Please work out how many lines in the entries below include the string "shown", and reply with the number alone.

--- Supplied records Enclosed Below ---

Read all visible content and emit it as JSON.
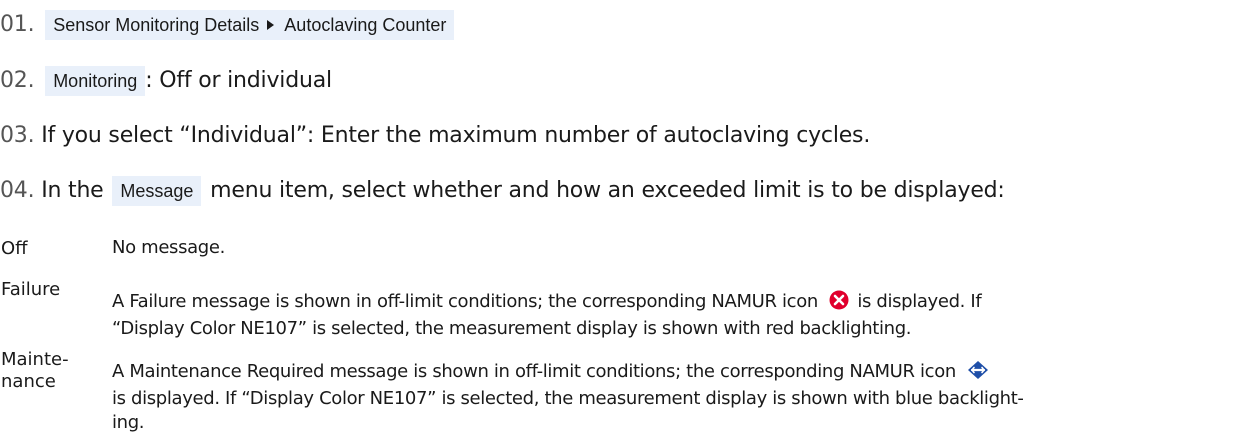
{
  "steps": [
    {
      "num": "01.",
      "path_item_1": "Sensor Monitoring Details",
      "path_item_2": "Autoclaving Counter"
    },
    {
      "num": "02.",
      "menu_item": "Monitoring",
      "text": ": Off or individual"
    },
    {
      "num": "03.",
      "text": "If you select “Individual”: Enter the maximum number of autoclaving cycles."
    },
    {
      "num": "04.",
      "text_before": "In the",
      "menu_item": "Message",
      "text_after": "menu item, select whether and how an exceeded limit is to be displayed:"
    }
  ],
  "options": [
    {
      "term": "Off",
      "description": "No message."
    },
    {
      "term": "Failure",
      "desc_before_icon": "A Failure message is shown in off-limit conditions; the corresponding NAMUR icon",
      "desc_after_icon": "is displayed. If",
      "desc_line2": "“Display Color NE107” is selected, the measurement display is shown with red backlighting.",
      "icon": "namur-failure-icon"
    },
    {
      "term_line1": "Mainte-",
      "term_line2": "nance",
      "desc_before_icon": "A Maintenance Required message is shown in off-limit conditions; the corresponding NAMUR icon",
      "desc_line2": "is displayed. If “Display Color NE107” is selected, the measurement display is shown with blue backlight-",
      "desc_line3": "ing.",
      "icon": "namur-maintenance-icon"
    }
  ],
  "colors": {
    "highlight_bg": "#e9f0fa",
    "failure_icon": "#e0002d",
    "maintenance_icon": "#1f4fa8"
  }
}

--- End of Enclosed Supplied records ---

» Written answer
4